# [REQUIREMENT]
In the data, extract each line that holds the string "JSON".

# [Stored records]

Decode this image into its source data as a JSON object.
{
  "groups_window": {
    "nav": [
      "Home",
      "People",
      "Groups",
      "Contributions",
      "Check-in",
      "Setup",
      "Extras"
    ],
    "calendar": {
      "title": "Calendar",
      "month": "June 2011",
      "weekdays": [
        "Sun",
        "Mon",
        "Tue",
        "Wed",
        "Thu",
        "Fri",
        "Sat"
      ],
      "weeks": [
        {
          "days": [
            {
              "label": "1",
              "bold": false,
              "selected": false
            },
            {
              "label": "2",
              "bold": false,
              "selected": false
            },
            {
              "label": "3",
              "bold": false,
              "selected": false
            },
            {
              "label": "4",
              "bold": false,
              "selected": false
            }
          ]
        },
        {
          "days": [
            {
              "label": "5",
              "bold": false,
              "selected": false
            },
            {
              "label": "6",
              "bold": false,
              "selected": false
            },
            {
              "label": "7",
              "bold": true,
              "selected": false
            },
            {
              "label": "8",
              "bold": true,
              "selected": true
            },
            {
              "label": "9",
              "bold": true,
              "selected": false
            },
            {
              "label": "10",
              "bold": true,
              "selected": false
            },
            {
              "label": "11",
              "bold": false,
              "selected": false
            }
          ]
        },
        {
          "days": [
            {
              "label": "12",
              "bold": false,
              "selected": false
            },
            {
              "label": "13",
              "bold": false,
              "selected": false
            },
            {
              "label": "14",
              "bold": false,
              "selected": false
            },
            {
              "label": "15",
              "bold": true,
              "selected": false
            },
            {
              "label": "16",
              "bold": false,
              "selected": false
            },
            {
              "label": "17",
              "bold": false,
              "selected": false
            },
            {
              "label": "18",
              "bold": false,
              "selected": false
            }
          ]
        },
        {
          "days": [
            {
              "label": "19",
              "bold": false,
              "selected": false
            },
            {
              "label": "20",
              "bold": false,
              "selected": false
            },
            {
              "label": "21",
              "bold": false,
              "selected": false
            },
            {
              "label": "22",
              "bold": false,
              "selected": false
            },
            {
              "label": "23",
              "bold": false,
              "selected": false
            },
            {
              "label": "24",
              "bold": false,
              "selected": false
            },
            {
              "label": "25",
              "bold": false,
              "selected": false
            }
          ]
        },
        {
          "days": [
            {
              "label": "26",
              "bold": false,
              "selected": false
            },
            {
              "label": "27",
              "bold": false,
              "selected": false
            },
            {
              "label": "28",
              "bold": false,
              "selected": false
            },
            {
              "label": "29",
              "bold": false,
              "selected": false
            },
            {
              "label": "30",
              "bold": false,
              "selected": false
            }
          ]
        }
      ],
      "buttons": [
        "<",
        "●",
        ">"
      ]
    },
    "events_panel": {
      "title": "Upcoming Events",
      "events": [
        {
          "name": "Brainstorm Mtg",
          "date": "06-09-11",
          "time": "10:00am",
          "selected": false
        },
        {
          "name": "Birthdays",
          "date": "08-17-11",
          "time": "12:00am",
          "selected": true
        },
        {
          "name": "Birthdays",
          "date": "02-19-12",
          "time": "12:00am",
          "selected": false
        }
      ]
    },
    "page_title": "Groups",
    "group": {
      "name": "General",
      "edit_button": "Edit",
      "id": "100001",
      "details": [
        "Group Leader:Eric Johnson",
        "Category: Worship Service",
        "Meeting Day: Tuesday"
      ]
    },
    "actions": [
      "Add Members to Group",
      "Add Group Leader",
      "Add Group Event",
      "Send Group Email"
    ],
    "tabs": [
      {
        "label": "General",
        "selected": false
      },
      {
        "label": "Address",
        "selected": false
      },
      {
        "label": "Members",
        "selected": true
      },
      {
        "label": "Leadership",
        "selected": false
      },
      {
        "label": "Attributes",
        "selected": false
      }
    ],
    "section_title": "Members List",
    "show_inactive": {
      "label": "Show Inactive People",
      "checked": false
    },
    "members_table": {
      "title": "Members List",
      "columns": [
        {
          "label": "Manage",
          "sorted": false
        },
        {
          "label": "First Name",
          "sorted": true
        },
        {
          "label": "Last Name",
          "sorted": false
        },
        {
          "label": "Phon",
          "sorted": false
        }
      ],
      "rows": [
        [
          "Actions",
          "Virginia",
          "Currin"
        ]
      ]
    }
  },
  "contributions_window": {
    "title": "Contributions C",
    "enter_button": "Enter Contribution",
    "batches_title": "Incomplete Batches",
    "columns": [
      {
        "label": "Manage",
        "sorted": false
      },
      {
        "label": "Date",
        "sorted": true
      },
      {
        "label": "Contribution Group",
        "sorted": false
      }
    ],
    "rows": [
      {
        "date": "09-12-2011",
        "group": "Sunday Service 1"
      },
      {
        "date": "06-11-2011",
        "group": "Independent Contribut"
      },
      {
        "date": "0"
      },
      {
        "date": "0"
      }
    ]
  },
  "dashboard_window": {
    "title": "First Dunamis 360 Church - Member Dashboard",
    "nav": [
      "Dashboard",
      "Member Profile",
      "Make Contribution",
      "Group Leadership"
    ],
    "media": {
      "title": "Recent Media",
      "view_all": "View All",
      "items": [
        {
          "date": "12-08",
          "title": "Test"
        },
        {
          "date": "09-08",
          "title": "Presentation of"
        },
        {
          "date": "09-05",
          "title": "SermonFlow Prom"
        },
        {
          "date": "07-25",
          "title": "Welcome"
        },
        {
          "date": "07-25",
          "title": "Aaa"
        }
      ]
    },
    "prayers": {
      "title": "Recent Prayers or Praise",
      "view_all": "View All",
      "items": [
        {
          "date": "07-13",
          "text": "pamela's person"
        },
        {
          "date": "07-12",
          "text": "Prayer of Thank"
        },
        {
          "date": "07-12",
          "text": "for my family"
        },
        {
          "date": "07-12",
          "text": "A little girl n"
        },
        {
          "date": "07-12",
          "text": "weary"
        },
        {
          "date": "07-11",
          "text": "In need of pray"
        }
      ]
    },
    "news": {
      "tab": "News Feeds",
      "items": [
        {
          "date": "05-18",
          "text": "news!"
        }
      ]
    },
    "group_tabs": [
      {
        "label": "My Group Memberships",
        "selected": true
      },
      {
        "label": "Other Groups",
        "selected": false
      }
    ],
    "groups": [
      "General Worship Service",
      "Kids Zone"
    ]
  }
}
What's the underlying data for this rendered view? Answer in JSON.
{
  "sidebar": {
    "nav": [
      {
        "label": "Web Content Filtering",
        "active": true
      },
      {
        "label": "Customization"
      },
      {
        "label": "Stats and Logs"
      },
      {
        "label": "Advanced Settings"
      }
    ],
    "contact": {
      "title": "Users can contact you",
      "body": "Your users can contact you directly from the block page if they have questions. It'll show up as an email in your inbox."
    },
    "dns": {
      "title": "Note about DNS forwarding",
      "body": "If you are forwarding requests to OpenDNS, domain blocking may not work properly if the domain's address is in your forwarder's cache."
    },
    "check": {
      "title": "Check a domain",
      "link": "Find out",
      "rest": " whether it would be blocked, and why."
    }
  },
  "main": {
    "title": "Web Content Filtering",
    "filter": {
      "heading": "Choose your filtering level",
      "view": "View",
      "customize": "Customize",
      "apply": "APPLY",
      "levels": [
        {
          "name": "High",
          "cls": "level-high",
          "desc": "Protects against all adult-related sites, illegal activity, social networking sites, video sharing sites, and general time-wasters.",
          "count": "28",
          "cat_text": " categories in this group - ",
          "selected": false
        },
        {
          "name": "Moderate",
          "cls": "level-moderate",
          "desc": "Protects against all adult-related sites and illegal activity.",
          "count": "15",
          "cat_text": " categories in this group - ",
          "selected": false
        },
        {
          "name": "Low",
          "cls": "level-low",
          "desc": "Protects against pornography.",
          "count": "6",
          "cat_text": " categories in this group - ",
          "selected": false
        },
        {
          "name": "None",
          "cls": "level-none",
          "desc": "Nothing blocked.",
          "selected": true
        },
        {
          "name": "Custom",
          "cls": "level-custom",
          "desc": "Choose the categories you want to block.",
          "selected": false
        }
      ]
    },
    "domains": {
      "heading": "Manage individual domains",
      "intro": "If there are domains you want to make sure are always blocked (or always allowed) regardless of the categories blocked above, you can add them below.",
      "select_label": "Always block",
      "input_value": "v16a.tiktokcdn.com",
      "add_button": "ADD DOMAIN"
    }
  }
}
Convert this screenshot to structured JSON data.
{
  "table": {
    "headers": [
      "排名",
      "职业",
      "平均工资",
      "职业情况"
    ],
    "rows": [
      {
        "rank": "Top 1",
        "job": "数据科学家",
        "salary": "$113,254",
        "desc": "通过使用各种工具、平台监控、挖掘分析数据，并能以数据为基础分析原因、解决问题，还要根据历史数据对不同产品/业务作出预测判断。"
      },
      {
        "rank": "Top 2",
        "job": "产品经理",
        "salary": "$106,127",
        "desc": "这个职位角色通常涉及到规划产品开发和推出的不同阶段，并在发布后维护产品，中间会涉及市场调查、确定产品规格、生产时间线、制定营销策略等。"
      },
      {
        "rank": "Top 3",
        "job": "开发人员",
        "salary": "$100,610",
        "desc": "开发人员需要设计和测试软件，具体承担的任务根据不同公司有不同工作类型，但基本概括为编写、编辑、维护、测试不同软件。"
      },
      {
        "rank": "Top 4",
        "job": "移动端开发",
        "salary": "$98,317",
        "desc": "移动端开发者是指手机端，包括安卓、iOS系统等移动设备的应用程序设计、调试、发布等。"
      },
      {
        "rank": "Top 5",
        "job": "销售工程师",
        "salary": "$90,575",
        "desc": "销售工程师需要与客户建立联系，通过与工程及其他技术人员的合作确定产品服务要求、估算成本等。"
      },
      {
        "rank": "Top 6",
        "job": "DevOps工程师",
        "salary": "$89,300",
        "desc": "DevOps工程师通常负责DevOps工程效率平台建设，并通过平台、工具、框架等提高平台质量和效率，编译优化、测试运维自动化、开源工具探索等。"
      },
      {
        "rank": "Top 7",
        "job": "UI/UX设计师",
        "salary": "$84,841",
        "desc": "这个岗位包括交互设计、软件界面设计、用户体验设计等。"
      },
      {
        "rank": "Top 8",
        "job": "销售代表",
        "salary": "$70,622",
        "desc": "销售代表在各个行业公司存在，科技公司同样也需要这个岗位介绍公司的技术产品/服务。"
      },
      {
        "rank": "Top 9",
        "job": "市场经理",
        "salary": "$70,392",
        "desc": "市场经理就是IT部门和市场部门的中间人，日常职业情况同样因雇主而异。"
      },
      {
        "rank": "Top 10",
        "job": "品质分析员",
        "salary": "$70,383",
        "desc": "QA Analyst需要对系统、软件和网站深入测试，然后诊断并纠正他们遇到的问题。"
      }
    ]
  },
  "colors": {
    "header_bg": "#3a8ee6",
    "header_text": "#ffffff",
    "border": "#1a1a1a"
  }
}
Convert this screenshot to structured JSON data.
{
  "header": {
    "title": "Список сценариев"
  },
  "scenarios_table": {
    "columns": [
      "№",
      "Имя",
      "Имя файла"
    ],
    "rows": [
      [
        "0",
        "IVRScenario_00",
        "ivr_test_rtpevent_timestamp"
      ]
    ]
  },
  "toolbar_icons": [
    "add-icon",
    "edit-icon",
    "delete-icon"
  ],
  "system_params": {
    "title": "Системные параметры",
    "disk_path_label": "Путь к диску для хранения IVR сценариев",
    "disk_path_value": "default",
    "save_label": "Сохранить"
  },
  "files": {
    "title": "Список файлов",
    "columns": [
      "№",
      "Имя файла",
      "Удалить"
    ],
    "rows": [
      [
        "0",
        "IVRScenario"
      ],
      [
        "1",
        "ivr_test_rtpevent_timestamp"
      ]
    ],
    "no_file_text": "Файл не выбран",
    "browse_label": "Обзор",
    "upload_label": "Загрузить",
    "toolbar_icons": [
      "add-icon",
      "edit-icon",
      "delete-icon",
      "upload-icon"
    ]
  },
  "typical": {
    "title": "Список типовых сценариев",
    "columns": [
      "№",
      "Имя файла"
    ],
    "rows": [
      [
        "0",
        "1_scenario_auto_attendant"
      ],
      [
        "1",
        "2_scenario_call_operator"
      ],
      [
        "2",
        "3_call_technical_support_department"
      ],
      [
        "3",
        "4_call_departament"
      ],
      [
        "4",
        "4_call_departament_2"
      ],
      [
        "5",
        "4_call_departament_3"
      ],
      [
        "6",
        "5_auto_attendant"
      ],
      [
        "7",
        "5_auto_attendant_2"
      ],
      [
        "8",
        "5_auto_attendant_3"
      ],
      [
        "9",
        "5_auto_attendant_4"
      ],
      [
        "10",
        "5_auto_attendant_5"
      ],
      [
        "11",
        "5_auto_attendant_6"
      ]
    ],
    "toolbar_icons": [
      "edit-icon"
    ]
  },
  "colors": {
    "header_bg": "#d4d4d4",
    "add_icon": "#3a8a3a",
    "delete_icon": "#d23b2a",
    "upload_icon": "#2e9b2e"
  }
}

# [RESPONSE TO THE EXERCISE]
Decode this image into its source data as a JSON object.
What's the underlying data for this rendered view? Answer in JSON.
Convert this screenshot to structured JSON data.
Convert this screenshot to structured JSON data.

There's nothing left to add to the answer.